This would be a great start. I know that it would make it usable with SDL/pygame then. Since they can use an existing window… and through them you could then use pyopengl, cgkit etc.

However I’m not sure about qt/pyqt. I’d have to look into it a bit more. With recent qt releases, you can use their entire toolkit on opengl. Which makes it nice for tool making (especially since maya now supports it too).

(Maybe pyqt can be told to use existing windows+contexts… I’ll have to find out and report back :slight_smile:.

Letting panda own the window would be a good start, then once that is working… putting in hooks to make flipping the window would make panda more flexible there too.


Are you saying that you can render QT stuff in a openGL window? Do you have a link to that? I only find stuff for creating a openGL window in QT window.

I second that - that would be amazing. Link pls :open_mouth:


it is mentioned in the latest qt developer newsletter… but I can’t find a link.

Here’s their gl docs though:


It looks like they just got a wrapper for the bush commands, i want real qt widgets in openGL :slight_smile:


yeah, you can use real qt widgets in opengl.

Here’s the part in the docs that shows the feature: … phics-view


Hmm i should look more into this it would be very cool to use QT as a UI ~ a full featured UI that is.

Maybe the best designed UI you currently get.

I’m not a lawyer, but isn’t it perhaps a problem using Panda3D with it’s BSD license together with the Qt requirements? AFAIK Qt programs have to be under a GPL license, therefore it’s only useful if your application is under a GPL license too or you have to pay. There may be a second problem: Compiling Qt for windows with a non GCC compiler is no piece of cake.

I am just starting Panda now, but I have been programming in Pygame and Python for a few years.
The only thing I have disliked so far (except for some of the manuals leaving a few holes) is the lack of control of the events and main loop - as I much prefer pygame’s (and some other libs) approach on this. I guess I could get used to it, but if you can make it integrate into Pygame I would be so happy :slight_smile:

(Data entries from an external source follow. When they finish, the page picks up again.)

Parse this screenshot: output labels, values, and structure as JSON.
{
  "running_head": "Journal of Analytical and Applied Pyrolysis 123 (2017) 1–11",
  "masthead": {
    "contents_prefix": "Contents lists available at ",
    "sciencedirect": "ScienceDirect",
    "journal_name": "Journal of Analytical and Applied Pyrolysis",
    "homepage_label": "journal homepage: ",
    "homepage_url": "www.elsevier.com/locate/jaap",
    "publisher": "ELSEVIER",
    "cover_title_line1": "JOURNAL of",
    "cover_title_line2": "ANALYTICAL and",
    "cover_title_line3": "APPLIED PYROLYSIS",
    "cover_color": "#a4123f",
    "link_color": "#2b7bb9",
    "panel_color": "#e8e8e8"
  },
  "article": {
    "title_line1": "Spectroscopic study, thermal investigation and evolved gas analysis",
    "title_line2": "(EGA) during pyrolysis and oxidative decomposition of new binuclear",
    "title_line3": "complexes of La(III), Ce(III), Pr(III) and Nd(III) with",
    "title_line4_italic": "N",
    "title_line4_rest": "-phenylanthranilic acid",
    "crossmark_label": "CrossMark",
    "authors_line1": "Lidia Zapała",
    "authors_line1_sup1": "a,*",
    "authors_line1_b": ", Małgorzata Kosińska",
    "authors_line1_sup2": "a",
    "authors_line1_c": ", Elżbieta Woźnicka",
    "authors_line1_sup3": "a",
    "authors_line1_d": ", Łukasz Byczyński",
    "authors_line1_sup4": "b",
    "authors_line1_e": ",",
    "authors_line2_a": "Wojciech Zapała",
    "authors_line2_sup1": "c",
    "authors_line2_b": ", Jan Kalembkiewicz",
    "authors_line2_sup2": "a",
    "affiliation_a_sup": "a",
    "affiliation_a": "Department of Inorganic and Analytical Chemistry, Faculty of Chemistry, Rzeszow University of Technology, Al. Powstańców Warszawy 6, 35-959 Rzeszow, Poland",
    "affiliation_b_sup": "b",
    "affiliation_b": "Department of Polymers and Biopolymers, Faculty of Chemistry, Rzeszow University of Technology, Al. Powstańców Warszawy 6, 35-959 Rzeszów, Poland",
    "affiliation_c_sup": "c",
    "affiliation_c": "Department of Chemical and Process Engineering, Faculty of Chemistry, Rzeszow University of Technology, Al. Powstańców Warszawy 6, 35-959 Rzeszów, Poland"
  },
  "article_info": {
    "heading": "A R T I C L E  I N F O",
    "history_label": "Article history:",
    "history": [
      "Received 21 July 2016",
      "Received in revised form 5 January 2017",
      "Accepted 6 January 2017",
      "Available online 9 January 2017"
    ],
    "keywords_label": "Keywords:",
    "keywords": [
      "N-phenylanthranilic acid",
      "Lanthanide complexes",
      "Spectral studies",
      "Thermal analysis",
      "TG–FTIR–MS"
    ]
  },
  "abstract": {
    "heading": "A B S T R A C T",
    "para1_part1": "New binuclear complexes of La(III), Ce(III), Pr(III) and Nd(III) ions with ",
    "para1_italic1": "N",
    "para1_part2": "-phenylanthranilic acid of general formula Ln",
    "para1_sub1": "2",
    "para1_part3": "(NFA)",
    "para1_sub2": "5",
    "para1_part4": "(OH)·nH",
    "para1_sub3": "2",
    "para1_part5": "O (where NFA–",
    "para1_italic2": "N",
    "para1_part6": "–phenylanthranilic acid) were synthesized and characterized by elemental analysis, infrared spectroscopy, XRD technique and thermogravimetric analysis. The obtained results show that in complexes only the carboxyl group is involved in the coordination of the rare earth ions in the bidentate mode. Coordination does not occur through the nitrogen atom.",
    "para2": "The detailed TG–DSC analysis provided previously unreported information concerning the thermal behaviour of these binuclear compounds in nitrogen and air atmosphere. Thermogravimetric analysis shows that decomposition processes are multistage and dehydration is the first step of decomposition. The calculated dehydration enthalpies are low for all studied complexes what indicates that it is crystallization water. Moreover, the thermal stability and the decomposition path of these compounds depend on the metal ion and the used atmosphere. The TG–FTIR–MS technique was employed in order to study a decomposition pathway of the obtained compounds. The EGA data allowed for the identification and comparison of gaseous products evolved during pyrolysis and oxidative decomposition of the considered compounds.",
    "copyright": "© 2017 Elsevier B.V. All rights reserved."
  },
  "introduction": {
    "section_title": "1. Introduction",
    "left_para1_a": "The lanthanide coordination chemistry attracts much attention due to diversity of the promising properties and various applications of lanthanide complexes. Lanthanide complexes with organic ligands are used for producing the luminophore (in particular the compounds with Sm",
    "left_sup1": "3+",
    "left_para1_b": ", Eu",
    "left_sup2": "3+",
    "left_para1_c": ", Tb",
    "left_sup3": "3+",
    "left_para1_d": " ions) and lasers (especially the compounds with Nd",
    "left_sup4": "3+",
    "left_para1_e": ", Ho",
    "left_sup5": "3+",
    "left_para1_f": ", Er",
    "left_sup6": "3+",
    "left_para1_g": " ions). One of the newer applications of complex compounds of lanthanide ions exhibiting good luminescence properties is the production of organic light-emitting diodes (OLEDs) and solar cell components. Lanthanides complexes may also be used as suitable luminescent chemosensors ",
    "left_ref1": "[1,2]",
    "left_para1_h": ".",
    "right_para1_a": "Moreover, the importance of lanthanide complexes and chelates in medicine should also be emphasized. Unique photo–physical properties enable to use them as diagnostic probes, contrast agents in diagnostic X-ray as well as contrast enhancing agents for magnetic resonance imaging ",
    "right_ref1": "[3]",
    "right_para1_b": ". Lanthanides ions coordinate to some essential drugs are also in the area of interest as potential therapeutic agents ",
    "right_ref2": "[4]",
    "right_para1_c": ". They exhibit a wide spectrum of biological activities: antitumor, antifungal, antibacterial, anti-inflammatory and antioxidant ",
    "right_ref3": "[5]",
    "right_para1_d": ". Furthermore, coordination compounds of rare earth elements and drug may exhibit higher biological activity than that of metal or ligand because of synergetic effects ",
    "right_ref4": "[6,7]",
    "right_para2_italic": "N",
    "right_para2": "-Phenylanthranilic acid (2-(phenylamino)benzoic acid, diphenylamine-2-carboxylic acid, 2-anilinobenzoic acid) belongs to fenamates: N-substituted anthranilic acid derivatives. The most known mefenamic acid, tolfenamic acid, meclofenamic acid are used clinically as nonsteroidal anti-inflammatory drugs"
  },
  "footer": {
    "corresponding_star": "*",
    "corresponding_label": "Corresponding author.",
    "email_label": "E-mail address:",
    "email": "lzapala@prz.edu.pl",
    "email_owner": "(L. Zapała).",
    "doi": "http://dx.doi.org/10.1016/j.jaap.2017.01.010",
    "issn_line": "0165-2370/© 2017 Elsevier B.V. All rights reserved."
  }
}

And I gotta say, what a nice engine - keep up the good work!

can’t you control the event loop stuff easily?